**Work order**
Reproduce all of the data exactly.

**Supplied data**
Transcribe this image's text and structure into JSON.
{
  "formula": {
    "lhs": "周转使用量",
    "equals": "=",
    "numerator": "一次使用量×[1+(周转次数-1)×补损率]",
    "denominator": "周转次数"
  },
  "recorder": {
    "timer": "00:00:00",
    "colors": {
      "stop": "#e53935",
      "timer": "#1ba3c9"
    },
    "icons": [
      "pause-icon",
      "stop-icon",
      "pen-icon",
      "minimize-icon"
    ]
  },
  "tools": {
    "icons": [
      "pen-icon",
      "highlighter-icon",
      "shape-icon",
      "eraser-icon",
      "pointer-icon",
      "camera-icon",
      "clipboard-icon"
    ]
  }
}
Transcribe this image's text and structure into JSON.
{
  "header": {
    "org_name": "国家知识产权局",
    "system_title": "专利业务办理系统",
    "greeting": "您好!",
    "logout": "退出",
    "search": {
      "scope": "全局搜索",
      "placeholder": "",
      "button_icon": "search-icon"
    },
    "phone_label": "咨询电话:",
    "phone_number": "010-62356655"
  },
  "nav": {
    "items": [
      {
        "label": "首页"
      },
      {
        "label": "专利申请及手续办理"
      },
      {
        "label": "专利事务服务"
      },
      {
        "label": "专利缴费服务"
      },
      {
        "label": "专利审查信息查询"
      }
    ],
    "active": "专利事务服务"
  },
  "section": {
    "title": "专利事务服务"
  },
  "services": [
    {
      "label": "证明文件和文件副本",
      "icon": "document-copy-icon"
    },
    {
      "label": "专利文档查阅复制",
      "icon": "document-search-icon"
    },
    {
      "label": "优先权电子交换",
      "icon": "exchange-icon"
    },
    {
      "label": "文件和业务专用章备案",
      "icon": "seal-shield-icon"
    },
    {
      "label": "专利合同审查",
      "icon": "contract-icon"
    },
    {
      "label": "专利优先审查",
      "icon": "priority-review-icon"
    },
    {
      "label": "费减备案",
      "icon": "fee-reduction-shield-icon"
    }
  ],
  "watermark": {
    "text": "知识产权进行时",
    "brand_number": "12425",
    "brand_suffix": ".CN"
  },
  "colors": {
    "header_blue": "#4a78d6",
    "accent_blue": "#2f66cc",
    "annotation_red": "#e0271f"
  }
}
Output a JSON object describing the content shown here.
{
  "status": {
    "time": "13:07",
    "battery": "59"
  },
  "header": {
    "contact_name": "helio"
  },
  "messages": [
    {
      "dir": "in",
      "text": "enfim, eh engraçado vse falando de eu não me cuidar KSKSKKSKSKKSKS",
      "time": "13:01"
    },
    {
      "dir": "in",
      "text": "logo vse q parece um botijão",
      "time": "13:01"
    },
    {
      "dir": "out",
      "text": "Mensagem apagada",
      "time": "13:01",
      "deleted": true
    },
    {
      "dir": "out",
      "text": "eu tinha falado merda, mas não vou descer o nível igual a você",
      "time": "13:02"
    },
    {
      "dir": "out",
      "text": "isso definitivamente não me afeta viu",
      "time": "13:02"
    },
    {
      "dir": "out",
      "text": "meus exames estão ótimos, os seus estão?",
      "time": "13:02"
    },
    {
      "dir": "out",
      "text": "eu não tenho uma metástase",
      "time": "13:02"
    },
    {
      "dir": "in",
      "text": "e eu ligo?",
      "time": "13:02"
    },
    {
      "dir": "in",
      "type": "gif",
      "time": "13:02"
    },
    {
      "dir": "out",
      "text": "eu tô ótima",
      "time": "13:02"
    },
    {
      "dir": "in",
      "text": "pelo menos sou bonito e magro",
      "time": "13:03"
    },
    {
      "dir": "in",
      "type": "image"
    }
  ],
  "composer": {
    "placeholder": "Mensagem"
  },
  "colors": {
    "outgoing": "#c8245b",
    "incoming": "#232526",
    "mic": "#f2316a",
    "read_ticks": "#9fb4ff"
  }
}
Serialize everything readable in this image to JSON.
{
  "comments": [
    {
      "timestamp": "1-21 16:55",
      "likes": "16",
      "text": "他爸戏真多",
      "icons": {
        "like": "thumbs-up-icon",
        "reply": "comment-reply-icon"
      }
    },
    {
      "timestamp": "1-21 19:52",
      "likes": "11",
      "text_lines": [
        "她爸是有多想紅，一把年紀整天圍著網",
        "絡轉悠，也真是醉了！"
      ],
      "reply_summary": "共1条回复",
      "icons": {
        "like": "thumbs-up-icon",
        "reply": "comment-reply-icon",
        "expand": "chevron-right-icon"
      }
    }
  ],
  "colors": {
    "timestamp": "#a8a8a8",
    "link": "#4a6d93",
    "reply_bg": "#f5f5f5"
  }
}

**Output of the task**
Transcribe this image's text and structure into JSON.
{
  "formula": {
    "lhs": "周转使用量",
    "equals": "=",
    "numerator": "一次使用量×[1+(周转次数-1)×补损率]",
    "denominator": "周转次数"
  },
  "recorder": {
    "timer": "00:00:00",
    "colors": {
      "stop": "#e53935",
      "timer": "#1ba3c9"
    },
    "icons": [
      "pause-icon",
      "stop-icon",
      "pen-icon",
      "minimize-icon"
    ]
  },
  "tools": {
    "icons": [
      "pen-icon",
      "highlighter-icon",
      "shape-icon",
      "eraser-icon",
      "pointer-icon",
      "camera-icon",
      "clipboard-icon"
    ]
  }
}
Transcribe this image's text and structure into JSON.
{
  "header": {
    "org_name": "国家知识产权局",
    "system_title": "专利业务办理系统",
    "greeting": "您好!",
    "logout": "退出",
    "search": {
      "scope": "全局搜索",
      "placeholder": "",
      "button_icon": "search-icon"
    },
    "phone_label": "咨询电话:",
    "phone_number": "010-62356655"
  },
  "nav": {
    "items": [
      {
        "label": "首页"
      },
      {
        "label": "专利申请及手续办理"
      },
      {
        "label": "专利事务服务"
      },
      {
        "label": "专利缴费服务"
      },
      {
        "label": "专利审查信息查询"
      }
    ],
    "active": "专利事务服务"
  },
  "section": {
    "title": "专利事务服务"
  },
  "services": [
    {
      "label": "证明文件和文件副本",
      "icon": "document-copy-icon"
    },
    {
      "label": "专利文档查阅复制",
      "icon": "document-search-icon"
    },
    {
      "label": "优先权电子交换",
      "icon": "exchange-icon"
    },
    {
      "label": "文件和业务专用章备案",
      "icon": "seal-shield-icon"
    },
    {
      "label": "专利合同审查",
      "icon": "contract-icon"
    },
    {
      "label": "专利优先审查",
      "icon": "priority-review-icon"
    },
    {
      "label": "费减备案",
      "icon": "fee-reduction-shield-icon"
    }
  ],
  "watermark": {
    "text": "知识产权进行时",
    "brand_number": "12425",
    "brand_suffix": ".CN"
  },
  "colors": {
    "header_blue": "#4a78d6",
    "accent_blue": "#2f66cc",
    "annotation_red": "#e0271f"
  }
}
Output a JSON object describing the content shown here.
{
  "status": {
    "time": "13:07",
    "battery": "59"
  },
  "header": {
    "contact_name": "helio"
  },
  "messages": [
    {
      "dir": "in",
      "text": "enfim, eh engraçado vse falando de eu não me cuidar KSKSKKSKSKKSKS",
      "time": "13:01"
    },
    {
      "dir": "in",
      "text": "logo vse q parece um botijão",
      "time": "13:01"
    },
    {
      "dir": "out",
      "text": "Mensagem apagada",
      "time": "13:01",
      "deleted": true
    },
    {
      "dir": "out",
      "text": "eu tinha falado merda, mas não vou descer o nível igual a você",
      "time": "13:02"
    },
    {
      "dir": "out",
      "text": "isso definitivamente não me afeta viu",
      "time": "13:02"
    },
    {
      "dir": "out",
      "text": "meus exames estão ótimos, os seus estão?",
      "time": "13:02"
    },
    {
      "dir": "out",
      "text": "eu não tenho uma metástase",
      "time": "13:02"
    },
    {
      "dir": "in",
      "text": "e eu ligo?",
      "time": "13:02"
    },
    {
      "dir": "in",
      "type": "gif",
      "time": "13:02"
    },
    {
      "dir": "out",
      "text": "eu tô ótima",
      "time": "13:02"
    },
    {
      "dir": "in",
      "text": "pelo menos sou bonito e magro",
      "time": "13:03"
    },
    {
      "dir": "in",
      "type": "image"
    }
  ],
  "composer": {
    "placeholder": "Mensagem"
  },
  "colors": {
    "outgoing": "#c8245b",
    "incoming": "#232526",
    "mic": "#f2316a",
    "read_ticks": "#9fb4ff"
  }
}
Serialize everything readable in this image to JSON.
{
  "comments": [
    {
      "timestamp": "1-21 16:55",
      "likes": "16",
      "text": "他爸戏真多",
      "icons": {
        "like": "thumbs-up-icon",
        "reply": "comment-reply-icon"
      }
    },
    {
      "timestamp": "1-21 19:52",
      "likes": "11",
      "text_lines": [
        "她爸是有多想紅，一把年紀整天圍著網",
        "絡轉悠，也真是醉了！"
      ],
      "reply_summary": "共1条回复",
      "icons": {
        "like": "thumbs-up-icon",
        "reply": "comment-reply-icon",
        "expand": "chevron-right-icon"
      }
    }
  ],
  "colors": {
    "timestamp": "#a8a8a8",
    "link": "#4a6d93",
    "reply_bg": "#f5f5f5"
  }
}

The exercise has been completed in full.